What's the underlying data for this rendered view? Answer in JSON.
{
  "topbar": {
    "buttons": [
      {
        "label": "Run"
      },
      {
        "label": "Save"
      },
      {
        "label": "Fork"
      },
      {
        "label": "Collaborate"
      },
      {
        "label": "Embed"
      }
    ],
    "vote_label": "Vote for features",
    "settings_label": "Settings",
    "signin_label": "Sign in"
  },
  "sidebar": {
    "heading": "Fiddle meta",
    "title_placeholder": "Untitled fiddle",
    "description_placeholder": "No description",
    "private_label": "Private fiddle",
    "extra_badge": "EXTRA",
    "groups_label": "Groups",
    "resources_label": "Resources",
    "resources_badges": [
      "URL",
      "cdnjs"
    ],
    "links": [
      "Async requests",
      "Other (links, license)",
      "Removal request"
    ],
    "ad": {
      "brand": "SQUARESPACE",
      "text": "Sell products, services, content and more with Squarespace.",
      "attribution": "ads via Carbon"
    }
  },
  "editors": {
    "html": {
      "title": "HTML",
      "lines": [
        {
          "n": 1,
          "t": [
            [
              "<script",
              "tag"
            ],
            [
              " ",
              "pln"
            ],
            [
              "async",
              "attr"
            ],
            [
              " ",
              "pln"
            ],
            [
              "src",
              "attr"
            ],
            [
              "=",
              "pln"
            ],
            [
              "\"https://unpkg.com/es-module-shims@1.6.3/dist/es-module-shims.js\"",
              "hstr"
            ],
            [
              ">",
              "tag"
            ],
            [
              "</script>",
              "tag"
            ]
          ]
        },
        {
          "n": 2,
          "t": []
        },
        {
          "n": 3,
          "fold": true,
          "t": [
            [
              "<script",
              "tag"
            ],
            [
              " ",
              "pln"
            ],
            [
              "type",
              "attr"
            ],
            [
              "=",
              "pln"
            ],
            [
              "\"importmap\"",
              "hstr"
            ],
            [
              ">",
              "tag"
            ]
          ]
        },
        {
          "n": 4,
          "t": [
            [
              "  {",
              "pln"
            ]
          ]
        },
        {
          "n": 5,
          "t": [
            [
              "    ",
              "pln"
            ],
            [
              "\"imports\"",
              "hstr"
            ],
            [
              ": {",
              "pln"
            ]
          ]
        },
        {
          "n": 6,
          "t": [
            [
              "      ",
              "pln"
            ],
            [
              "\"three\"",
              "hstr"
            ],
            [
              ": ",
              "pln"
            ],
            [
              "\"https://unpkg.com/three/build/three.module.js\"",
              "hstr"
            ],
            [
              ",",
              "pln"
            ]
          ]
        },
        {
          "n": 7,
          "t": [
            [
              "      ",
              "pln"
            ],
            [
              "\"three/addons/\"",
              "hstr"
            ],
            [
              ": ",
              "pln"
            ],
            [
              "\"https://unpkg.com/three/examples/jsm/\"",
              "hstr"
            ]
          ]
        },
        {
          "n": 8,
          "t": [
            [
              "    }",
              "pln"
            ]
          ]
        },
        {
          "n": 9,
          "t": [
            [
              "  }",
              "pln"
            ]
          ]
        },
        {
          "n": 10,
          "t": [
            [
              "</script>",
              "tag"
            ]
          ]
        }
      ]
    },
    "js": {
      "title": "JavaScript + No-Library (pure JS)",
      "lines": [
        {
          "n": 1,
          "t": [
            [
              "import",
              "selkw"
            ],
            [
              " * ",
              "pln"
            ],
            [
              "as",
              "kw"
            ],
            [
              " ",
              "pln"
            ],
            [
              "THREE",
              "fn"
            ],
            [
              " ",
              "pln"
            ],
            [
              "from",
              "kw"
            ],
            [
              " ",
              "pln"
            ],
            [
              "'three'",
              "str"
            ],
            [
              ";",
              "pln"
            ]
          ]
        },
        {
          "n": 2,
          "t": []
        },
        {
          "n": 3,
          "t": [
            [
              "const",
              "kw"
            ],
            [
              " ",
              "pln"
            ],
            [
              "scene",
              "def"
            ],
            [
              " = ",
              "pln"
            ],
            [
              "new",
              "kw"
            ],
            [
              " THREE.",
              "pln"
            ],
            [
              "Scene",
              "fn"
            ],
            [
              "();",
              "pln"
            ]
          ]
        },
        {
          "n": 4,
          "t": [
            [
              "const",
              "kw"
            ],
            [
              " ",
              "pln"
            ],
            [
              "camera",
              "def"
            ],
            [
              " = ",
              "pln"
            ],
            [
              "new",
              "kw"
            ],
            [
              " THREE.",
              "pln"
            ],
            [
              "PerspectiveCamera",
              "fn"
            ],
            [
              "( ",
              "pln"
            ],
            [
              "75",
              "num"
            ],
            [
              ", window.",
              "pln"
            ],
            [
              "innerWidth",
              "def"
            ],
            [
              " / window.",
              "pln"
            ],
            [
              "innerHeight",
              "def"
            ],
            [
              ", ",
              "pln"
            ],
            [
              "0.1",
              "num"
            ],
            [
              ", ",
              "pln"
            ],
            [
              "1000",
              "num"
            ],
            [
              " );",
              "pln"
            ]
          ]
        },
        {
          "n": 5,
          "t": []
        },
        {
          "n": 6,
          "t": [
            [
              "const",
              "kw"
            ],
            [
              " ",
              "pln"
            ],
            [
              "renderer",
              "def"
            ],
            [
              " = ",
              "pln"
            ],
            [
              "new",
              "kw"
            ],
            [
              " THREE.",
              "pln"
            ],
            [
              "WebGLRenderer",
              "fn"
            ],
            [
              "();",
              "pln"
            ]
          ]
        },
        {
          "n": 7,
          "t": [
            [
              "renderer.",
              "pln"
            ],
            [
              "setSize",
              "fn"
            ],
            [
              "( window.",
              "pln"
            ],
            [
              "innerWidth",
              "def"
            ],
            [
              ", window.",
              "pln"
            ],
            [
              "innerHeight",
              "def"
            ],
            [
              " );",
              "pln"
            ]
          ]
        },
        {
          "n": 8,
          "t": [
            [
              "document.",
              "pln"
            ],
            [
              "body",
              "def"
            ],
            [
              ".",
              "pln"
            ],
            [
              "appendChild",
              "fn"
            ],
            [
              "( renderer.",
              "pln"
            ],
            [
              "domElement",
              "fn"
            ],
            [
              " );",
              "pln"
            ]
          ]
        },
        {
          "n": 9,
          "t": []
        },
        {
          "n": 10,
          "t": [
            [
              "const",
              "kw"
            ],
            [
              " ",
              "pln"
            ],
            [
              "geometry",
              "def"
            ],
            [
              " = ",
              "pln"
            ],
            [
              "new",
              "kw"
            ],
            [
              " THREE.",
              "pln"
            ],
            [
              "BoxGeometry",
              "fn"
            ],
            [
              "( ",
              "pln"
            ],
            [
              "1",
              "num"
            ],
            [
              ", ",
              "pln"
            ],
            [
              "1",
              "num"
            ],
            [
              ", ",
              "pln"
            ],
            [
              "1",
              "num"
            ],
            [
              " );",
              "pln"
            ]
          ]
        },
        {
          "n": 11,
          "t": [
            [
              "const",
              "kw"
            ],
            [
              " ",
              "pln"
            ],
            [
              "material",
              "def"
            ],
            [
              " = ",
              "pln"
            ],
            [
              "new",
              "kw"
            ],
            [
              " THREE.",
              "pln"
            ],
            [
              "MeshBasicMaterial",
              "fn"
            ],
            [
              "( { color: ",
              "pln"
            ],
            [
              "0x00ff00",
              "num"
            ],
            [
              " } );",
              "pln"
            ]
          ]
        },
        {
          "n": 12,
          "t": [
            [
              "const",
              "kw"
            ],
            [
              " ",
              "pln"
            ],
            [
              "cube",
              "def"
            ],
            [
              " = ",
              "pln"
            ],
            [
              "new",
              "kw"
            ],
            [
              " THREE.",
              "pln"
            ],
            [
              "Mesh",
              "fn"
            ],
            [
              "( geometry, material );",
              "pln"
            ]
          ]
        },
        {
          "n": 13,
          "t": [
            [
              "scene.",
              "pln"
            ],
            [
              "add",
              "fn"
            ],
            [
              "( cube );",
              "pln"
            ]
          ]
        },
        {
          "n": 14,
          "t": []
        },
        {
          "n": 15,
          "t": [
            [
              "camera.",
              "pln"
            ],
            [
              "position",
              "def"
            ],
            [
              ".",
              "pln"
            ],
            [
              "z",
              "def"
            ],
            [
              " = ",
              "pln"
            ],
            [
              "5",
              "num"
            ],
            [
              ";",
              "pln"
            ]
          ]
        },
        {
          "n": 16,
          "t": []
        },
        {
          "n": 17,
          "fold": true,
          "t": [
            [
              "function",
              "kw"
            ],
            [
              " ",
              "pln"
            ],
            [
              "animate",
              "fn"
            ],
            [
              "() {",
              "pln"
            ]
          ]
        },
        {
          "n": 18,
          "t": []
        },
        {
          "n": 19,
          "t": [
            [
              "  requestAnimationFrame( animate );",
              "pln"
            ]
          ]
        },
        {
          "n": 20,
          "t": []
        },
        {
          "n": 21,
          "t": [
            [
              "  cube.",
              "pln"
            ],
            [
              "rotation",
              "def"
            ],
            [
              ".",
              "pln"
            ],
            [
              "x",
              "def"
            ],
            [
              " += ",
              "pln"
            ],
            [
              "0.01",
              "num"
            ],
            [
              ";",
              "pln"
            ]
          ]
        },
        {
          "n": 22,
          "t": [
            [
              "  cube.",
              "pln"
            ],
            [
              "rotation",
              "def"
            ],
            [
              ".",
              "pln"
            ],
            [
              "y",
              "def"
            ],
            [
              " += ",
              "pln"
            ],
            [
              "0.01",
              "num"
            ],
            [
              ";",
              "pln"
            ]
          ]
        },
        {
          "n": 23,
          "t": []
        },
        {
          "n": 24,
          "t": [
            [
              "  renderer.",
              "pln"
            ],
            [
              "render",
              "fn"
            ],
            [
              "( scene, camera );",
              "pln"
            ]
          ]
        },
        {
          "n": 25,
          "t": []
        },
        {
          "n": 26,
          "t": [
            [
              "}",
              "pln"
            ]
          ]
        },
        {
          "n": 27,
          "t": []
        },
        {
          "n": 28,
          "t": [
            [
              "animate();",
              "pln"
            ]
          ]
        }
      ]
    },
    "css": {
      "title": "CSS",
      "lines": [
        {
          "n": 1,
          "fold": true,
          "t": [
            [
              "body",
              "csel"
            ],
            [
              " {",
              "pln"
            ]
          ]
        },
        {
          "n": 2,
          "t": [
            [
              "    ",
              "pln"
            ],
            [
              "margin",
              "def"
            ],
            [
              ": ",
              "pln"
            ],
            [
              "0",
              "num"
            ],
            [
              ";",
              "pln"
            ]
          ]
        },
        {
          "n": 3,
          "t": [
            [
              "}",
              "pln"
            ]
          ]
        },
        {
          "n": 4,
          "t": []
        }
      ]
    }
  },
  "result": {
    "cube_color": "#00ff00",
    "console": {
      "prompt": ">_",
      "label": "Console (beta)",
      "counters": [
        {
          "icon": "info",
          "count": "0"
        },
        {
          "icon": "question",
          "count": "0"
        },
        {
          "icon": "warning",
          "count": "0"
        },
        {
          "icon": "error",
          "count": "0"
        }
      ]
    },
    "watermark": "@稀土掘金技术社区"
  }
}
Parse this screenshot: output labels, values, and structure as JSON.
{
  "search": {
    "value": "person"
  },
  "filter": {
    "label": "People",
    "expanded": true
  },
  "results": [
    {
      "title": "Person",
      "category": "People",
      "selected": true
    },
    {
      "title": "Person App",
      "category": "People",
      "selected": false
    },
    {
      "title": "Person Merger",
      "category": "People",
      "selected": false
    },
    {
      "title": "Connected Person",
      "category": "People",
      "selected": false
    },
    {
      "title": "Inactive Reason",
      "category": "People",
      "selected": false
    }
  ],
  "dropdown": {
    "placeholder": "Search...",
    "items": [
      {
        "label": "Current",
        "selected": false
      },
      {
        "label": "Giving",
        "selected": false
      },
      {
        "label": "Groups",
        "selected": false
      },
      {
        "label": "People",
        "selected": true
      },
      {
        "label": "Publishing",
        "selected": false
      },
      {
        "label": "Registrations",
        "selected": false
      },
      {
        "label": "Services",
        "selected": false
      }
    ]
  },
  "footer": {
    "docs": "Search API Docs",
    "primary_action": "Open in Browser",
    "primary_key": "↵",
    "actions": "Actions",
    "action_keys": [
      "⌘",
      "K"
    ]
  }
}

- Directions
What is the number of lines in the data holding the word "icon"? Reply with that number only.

- Exercise answer
4